**What is being asked**. Whenever a line below includes the word "Tipo", copy that line.
Supplied records START
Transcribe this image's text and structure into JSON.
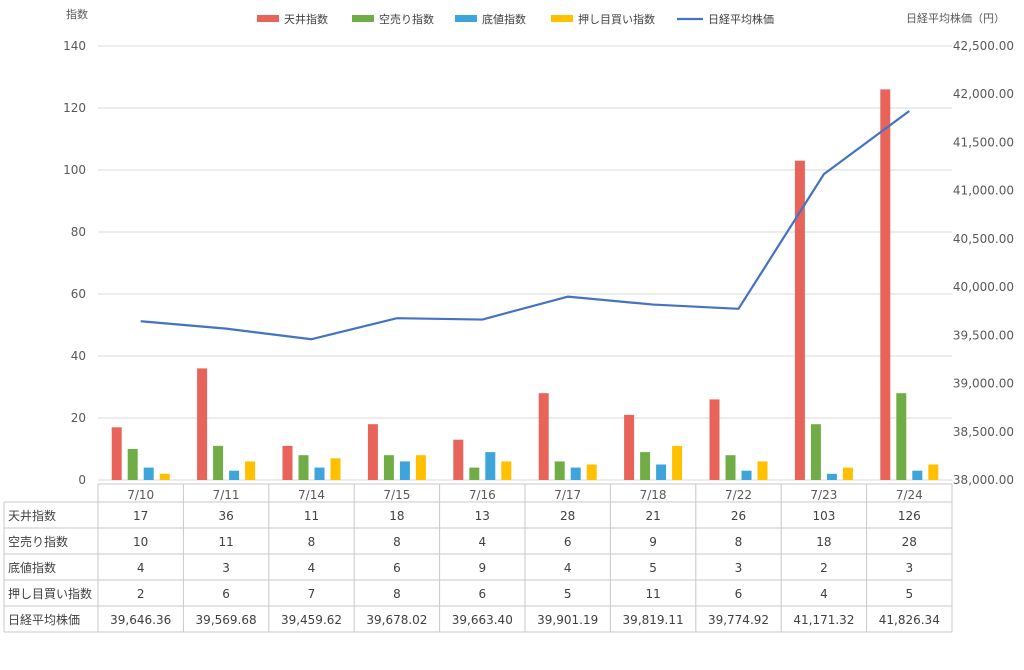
{
  "chart_data": {
    "type": "bar",
    "y_left_label": "指数",
    "y_right_label": "日経平均株価（円）",
    "categories": [
      "7/10",
      "7/11",
      "7/14",
      "7/15",
      "7/16",
      "7/17",
      "7/18",
      "7/22",
      "7/23",
      "7/24"
    ],
    "y_left_ticks": [
      "0",
      "20",
      "40",
      "60",
      "80",
      "100",
      "120",
      "140"
    ],
    "y_left_lim": [
      0,
      140
    ],
    "y_right_ticks": [
      "38,000.00",
      "38,500.00",
      "39,000.00",
      "39,500.00",
      "40,000.00",
      "40,500.00",
      "41,000.00",
      "41,500.00",
      "42,000.00",
      "42,500.00"
    ],
    "y_right_lim": [
      38000,
      42500
    ],
    "grid": true,
    "legend_position": "top",
    "series": [
      {
        "name": "天井指数",
        "type": "bar",
        "axis": "left",
        "color": "#E8635A",
        "values": [
          17,
          36,
          11,
          18,
          13,
          28,
          21,
          26,
          103,
          126
        ],
        "labels": [
          "17",
          "36",
          "11",
          "18",
          "13",
          "28",
          "21",
          "26",
          "103",
          "126"
        ]
      },
      {
        "name": "空売り指数",
        "type": "bar",
        "axis": "left",
        "color": "#70AD47",
        "values": [
          10,
          11,
          8,
          8,
          4,
          6,
          9,
          8,
          18,
          28
        ],
        "labels": [
          "10",
          "11",
          "8",
          "8",
          "4",
          "6",
          "9",
          "8",
          "18",
          "28"
        ]
      },
      {
        "name": "底値指数",
        "type": "bar",
        "axis": "left",
        "color": "#3DA5DA",
        "values": [
          4,
          3,
          4,
          6,
          9,
          4,
          5,
          3,
          2,
          3
        ],
        "labels": [
          "4",
          "3",
          "4",
          "6",
          "9",
          "4",
          "5",
          "3",
          "2",
          "3"
        ]
      },
      {
        "name": "押し目買い指数",
        "type": "bar",
        "axis": "left",
        "color": "#FFC000",
        "values": [
          2,
          6,
          7,
          8,
          6,
          5,
          11,
          6,
          4,
          5
        ],
        "labels": [
          "2",
          "6",
          "7",
          "8",
          "6",
          "5",
          "11",
          "6",
          "4",
          "5"
        ]
      },
      {
        "name": "日経平均株価",
        "type": "line",
        "axis": "right",
        "color": "#4472C4",
        "values": [
          39646.36,
          39569.68,
          39459.62,
          39678.02,
          39663.4,
          39901.19,
          39819.11,
          39774.92,
          41171.32,
          41826.34
        ],
        "labels": [
          "39,646.36",
          "39,569.68",
          "39,459.62",
          "39,678.02",
          "39,663.40",
          "39,901.19",
          "39,819.11",
          "39,774.92",
          "41,171.32",
          "41,826.34"
        ]
      }
    ]
  }
}
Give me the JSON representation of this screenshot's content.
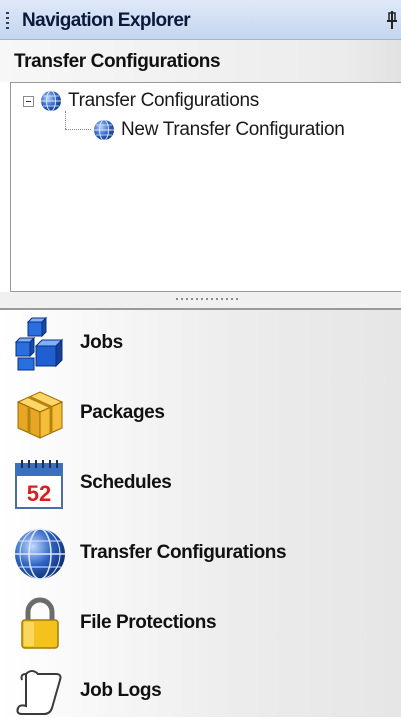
{
  "panel": {
    "title": "Navigation Explorer",
    "pin_glyph": "ᵖ"
  },
  "section": {
    "title": "Transfer Configurations"
  },
  "tree": {
    "root": {
      "label": "Transfer Configurations",
      "icon": "globe-icon",
      "expanded": true
    },
    "child": {
      "label": "New Transfer Configuration",
      "icon": "globe-icon"
    }
  },
  "nav": {
    "items": [
      {
        "label": "Jobs",
        "icon": "blue-cubes-icon"
      },
      {
        "label": "Packages",
        "icon": "package-box-icon"
      },
      {
        "label": "Schedules",
        "icon": "calendar-icon"
      },
      {
        "label": "Transfer Configurations",
        "icon": "globe-icon"
      },
      {
        "label": "File Protections",
        "icon": "padlock-icon"
      },
      {
        "label": "Job Logs",
        "icon": "scroll-icon"
      }
    ]
  },
  "calendar": {
    "day": "52"
  }
}
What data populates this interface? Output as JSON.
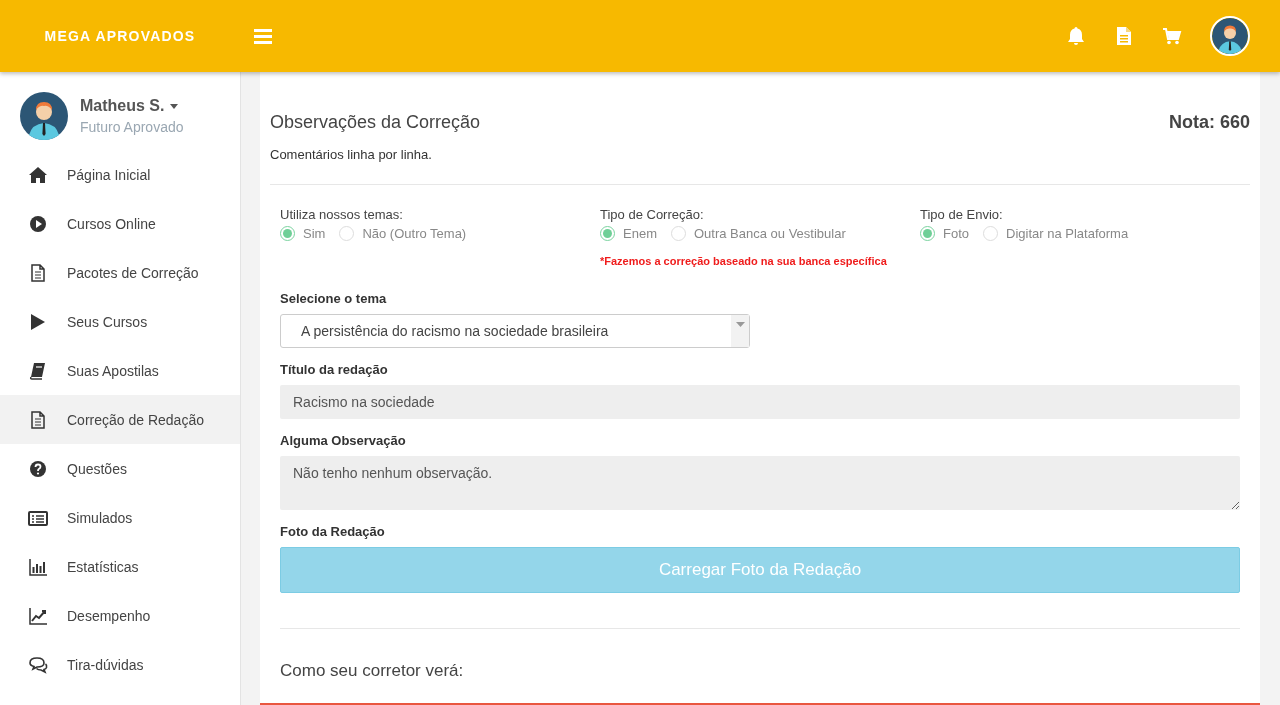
{
  "topbar": {
    "brand": "MEGA APROVADOS"
  },
  "user": {
    "name": "Matheus S.",
    "subtitle": "Futuro Aprovado"
  },
  "sidebar": {
    "items": [
      {
        "label": "Página Inicial",
        "selected": false
      },
      {
        "label": "Cursos Online",
        "selected": false
      },
      {
        "label": "Pacotes de Correção",
        "selected": false
      },
      {
        "label": "Seus Cursos",
        "selected": false
      },
      {
        "label": "Suas Apostilas",
        "selected": false
      },
      {
        "label": "Correção de Redação",
        "selected": true
      },
      {
        "label": "Questões",
        "selected": false
      },
      {
        "label": "Simulados",
        "selected": false
      },
      {
        "label": "Estatísticas",
        "selected": false
      },
      {
        "label": "Desempenho",
        "selected": false
      },
      {
        "label": "Tira-dúvidas",
        "selected": false
      }
    ]
  },
  "card": {
    "title": "Observações da Correção",
    "grade": "Nota: 660",
    "subtitle": "Comentários linha por linha.",
    "radio_groups": [
      {
        "label": "Utiliza nossos temas:",
        "options": [
          {
            "label": "Sim",
            "selected": true
          },
          {
            "label": "Não (Outro Tema)",
            "selected": false
          }
        ]
      },
      {
        "label": "Tipo de Correção:",
        "options": [
          {
            "label": "Enem",
            "selected": true
          },
          {
            "label": "Outra Banca ou Vestibular",
            "selected": false
          }
        ],
        "note": "*Fazemos a correção baseado na sua banca específica"
      },
      {
        "label": "Tipo de Envio:",
        "options": [
          {
            "label": "Foto",
            "selected": true
          },
          {
            "label": "Digitar na Plataforma",
            "selected": false
          }
        ]
      }
    ],
    "theme": {
      "label": "Selecione o tema",
      "value": "A persistência do racismo na sociedade brasileira"
    },
    "essay_title": {
      "label": "Título da redação",
      "value": "Racismo na sociedade"
    },
    "observation": {
      "label": "Alguma Observação",
      "value": "Não tenho nenhum observação."
    },
    "photo": {
      "label": "Foto da Redação",
      "button": "Carregar Foto da Redação"
    },
    "preview_heading": "Como seu corretor verá:"
  }
}
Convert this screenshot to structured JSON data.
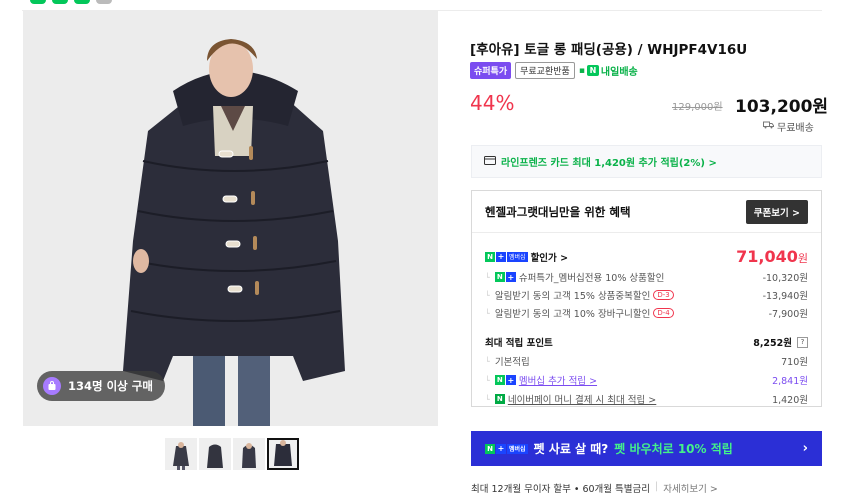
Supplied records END
**Final answer**.
        "label": "Tipo de Correção:",
        "label": "Tipo de Envio:",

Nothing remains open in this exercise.